This review is essentially one big spoiler. River Song would not approve.
The Day of the Doctor is a tricky episode to rate. It’s packed full of little treats for Doctor Who fans young and old but the logic is all over the place, the boundary between sci-fi and fantasy blurred confusingly. In a normal series run it would be a damn good episode; as the long-awaited 50th anniversary episode, it feels slightly too tepid.
…Hurt’s ninth Doctor expressed comical dismay at his older yet more childish regenerations…
You can’t accuse it of not being lovingly done though. The episode throughout was a harmonious patchwork of old and new, from the original 1960s credits to U.N.I.T. to the TARDIS being helicoptered into London to the thirteenth Doctor. Let’s take a moment to dwell on that “thirteenth Doctor” bit. It may have only been a hand on the console and a glimpse of scarily intense eyes, but when Peter Capaldi made his brief appearance the cinema I was burst into one united scream. It was moments like these that made the episode truly worth watching; sometimes flooring, usually hilarious.
The Day of the Doctor perhaps excelled most in poking fun at its own titular character(s?). Hurt’s ninth Doctor expressed comical dismay at his older yet more childish regenerations while Ten and Eleven revelled in trying to one-up each other. Viewers who are too young at the moment to understand Doctor Who’s more *ahem* adult jokes are in for a treat in a few years’ time.

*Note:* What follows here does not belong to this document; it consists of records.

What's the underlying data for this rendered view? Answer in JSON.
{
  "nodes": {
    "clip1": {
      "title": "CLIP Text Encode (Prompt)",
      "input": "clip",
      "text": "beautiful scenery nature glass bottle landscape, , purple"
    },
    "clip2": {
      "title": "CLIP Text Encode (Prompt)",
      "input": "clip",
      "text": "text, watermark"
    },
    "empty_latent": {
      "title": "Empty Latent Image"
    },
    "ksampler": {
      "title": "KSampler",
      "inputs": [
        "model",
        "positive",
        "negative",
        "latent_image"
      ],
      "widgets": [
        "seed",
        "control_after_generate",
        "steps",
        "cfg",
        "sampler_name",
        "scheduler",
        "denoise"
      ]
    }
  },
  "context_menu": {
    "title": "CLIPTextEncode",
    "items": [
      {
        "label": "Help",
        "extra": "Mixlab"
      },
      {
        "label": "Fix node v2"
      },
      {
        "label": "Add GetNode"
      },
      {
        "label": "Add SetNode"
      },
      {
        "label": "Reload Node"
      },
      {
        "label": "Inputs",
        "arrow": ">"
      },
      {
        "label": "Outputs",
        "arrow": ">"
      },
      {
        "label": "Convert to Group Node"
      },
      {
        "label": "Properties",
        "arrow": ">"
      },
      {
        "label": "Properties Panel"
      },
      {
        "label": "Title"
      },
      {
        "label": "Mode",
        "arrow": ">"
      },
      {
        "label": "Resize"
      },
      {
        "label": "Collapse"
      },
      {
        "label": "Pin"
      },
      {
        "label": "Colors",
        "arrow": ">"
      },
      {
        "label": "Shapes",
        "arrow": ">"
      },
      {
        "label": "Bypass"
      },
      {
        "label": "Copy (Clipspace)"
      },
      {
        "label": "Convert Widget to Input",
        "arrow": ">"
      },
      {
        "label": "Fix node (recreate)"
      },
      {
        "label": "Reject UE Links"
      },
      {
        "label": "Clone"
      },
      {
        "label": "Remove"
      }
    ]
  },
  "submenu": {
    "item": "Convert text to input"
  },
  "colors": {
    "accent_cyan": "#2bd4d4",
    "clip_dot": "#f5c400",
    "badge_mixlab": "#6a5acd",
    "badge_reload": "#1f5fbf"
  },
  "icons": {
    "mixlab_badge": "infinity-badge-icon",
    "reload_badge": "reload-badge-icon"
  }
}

…Seriously, what happened to them in the end?…
But somehow I wish there had been time for more character interaction. The meeting between Ten and Eleven felt a little rushed, their shared amazement quickly passing. Neither can I be the only one who’s rather disappointed that Billie Piper didn’t appear as the Rose Tyler we know; it would have been fascinating to see Eleven’s reaction to her. Still, the idea of a weapon so powerful it has a consciousness – played by the aforementioned Piper – was among the sparks of brilliance that lit the episode up.
Those sparks helped to glamour the viewer somewhat into forgetting untied plot threads, like the Zygons in the Black Archives beneath the Tower of London. Seriously, what happened to them in the end? Did they and the humans they were imitating ever work out who was human and who was Zygon after the Doctors wiped their memories? Where in time and space was that room in the last scene? The Hurt and Tennant Doctors won’t remember the events but will Eleven? Some questions are good, but too many aren’t. Stephen Moffat seemed to be firing all cannons with this episode, and not all of them hit the mark.

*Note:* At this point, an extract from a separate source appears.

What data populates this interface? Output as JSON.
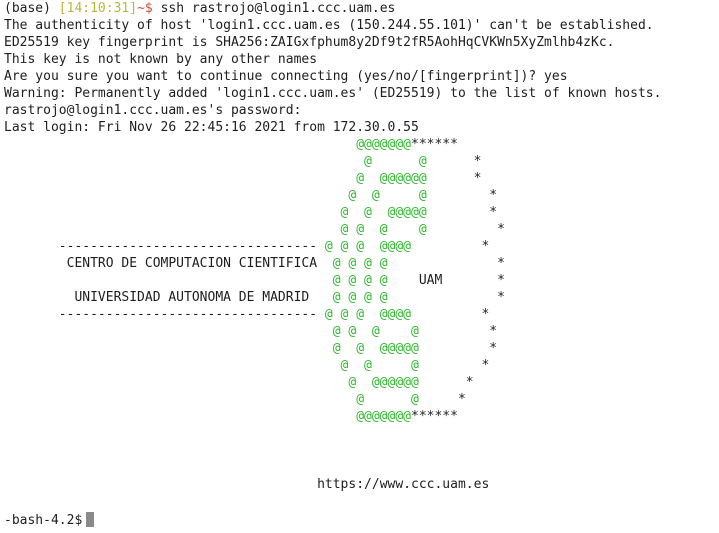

…The Day of the Doctor couldn’t live up to the weight of the hype…
The Day of the Doctor ultimately felt like a quieter episode than all the hype led us to expect. There were plenty of laser guns and explosions in the Gallifrey scenes but these had a sense of being obligatory, something shiny to look at. In a way, An Adventure in Space and Time which dramatised the beginnings of Doctor Who as a programme in the 1960s felt more emotionally satisfying. But The Day of the Doctor packed a real punch with its musings on utilitarianism – was it worth taking the lives of 2.47 billion Gallifreyan children to save the rest of the universe from the Daleks? This time, the three Doctors decided it wasn’t. It’ll be interesting to see if the events of The Day of the Doctor have immediate implications for the thirteenth Doctor when he arrives on our screens.

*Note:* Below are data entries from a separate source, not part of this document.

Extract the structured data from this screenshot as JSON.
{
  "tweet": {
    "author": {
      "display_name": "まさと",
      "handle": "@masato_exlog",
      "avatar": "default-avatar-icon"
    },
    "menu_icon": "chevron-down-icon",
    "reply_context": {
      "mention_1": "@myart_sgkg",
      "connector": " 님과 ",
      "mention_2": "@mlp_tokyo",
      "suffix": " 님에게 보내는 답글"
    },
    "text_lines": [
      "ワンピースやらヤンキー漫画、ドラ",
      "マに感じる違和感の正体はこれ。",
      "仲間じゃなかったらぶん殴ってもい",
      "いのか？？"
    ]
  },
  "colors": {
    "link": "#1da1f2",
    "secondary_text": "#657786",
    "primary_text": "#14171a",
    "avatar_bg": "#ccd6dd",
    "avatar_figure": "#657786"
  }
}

As with many things, The Day of the Doctor couldn’t live up to the weight of the hype that the BBC spent months building up. But it is essential viewing for all fans, and hopefully a fun 75 minutes for the uninitiated or ambivalent.